Problem to solve:
If a line of the material holds the string "name", please copy it.

────────────────────

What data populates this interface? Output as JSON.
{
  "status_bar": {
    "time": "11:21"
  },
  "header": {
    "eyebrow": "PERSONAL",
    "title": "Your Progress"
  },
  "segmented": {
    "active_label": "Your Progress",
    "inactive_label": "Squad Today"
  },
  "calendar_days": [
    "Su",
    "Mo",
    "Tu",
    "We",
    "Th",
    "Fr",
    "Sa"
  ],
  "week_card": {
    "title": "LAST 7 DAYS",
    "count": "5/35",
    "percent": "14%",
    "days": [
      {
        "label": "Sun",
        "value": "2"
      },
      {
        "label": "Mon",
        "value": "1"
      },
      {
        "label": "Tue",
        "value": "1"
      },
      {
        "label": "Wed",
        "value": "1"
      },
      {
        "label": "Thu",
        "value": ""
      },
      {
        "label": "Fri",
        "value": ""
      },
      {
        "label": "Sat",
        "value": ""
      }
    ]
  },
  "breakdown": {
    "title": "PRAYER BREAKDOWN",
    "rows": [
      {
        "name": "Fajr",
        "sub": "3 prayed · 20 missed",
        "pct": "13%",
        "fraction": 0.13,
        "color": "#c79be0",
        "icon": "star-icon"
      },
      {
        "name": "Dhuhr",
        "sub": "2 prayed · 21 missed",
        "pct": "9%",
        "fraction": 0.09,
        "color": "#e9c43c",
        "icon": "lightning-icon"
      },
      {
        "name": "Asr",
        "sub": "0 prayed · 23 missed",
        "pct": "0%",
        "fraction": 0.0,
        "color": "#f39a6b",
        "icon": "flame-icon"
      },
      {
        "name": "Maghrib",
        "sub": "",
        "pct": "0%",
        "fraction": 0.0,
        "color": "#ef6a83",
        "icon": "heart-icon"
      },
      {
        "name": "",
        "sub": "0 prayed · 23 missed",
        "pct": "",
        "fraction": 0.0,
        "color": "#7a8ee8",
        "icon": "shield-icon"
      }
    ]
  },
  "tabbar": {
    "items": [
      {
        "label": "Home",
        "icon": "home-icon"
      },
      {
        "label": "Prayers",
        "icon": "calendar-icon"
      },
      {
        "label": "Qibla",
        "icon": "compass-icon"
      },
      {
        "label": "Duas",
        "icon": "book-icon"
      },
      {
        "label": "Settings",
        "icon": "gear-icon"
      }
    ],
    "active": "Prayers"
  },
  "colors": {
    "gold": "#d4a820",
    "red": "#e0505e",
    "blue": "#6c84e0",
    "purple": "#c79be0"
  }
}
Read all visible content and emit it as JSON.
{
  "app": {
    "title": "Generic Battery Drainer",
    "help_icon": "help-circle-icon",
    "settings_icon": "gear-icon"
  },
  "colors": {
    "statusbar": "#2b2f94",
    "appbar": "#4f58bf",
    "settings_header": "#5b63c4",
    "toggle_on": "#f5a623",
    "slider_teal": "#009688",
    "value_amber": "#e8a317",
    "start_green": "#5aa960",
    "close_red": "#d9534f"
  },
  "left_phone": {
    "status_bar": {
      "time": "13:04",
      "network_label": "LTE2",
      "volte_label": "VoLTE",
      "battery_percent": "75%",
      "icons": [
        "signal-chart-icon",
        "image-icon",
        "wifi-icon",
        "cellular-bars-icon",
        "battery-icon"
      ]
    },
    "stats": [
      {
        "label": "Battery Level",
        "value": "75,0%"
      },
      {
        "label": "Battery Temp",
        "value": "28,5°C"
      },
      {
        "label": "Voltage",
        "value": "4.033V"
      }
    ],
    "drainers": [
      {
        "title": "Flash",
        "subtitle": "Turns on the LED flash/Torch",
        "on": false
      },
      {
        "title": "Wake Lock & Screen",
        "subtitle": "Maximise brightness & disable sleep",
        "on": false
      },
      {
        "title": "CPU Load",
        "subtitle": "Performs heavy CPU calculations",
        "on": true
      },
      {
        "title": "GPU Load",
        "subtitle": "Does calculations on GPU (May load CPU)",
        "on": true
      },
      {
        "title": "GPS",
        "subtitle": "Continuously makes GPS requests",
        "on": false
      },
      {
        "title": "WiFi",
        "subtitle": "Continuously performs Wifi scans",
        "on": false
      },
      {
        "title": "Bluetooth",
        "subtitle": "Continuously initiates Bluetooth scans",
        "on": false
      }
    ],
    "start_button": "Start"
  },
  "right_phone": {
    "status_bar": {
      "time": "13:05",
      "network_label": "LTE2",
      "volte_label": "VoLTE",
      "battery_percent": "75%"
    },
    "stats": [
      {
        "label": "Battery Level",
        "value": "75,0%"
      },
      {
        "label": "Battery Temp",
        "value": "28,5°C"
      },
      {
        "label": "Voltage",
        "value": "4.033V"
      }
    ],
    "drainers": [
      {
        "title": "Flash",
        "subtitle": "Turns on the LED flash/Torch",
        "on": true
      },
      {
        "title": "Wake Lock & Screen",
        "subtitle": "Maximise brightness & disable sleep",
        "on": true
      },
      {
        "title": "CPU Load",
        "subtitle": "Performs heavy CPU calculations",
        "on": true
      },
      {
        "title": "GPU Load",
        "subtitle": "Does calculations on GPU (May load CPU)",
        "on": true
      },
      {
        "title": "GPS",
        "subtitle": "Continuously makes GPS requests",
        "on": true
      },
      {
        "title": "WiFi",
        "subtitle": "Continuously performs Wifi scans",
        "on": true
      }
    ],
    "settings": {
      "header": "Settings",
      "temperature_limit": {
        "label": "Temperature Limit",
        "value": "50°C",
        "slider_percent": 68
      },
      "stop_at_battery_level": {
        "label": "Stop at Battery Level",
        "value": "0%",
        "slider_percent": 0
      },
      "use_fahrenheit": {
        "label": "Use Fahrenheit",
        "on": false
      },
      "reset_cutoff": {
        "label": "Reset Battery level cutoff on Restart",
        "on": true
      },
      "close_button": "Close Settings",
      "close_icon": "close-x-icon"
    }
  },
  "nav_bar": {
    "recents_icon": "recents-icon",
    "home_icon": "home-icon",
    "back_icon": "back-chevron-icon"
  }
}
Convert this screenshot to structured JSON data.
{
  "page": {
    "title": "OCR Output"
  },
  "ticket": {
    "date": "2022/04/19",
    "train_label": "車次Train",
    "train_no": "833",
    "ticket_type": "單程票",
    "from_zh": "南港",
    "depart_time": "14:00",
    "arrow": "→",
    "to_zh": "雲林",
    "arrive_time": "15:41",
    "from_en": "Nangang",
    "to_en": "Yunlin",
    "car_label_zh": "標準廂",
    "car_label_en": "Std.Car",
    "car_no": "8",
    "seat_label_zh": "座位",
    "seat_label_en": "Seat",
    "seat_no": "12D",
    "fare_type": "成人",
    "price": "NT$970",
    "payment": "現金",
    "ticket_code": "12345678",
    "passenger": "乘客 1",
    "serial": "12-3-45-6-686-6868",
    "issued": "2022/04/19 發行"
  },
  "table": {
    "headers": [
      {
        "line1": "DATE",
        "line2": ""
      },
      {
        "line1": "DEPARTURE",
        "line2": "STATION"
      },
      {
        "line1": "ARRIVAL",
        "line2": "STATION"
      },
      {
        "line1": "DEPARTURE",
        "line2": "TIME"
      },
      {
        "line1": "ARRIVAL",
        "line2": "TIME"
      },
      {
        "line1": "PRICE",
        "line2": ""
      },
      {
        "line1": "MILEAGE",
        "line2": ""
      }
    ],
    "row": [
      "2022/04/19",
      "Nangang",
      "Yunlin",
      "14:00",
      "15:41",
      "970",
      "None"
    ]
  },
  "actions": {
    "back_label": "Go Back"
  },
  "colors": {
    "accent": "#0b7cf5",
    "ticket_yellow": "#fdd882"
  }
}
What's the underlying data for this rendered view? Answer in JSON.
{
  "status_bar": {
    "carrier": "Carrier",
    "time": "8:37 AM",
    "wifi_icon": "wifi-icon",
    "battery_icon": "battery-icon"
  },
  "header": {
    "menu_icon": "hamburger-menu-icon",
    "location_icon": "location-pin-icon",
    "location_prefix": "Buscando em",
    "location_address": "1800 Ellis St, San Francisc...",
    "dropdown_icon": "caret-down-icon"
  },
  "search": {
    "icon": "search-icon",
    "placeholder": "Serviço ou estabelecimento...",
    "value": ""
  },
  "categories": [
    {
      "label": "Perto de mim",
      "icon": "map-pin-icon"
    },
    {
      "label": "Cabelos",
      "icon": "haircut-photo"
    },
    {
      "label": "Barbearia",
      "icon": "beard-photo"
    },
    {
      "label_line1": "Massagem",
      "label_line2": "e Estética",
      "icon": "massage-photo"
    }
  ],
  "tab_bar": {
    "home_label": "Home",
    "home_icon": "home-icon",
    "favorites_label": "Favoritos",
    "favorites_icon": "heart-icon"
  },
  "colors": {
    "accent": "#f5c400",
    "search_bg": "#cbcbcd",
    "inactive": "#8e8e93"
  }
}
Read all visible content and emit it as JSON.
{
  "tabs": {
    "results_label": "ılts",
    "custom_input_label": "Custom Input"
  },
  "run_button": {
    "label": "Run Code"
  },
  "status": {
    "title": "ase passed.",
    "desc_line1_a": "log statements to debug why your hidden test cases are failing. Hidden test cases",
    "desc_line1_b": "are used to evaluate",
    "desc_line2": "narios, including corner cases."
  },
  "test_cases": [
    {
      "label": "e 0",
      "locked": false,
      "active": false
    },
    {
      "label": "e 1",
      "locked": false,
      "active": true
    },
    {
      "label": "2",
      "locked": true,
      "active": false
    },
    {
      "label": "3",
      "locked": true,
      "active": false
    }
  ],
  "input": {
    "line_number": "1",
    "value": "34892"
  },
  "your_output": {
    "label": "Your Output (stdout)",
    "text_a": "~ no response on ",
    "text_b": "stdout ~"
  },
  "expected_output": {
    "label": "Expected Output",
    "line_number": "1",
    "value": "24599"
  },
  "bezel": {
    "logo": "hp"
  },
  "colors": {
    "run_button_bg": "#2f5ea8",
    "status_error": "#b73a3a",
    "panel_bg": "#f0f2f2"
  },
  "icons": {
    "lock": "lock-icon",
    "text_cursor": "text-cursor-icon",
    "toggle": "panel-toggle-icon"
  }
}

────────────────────

Solved problem:
        "name": "Fajr",
        "name": "Dhuhr",
        "name": "Asr",
        "name": "Maghrib",
        "name": "",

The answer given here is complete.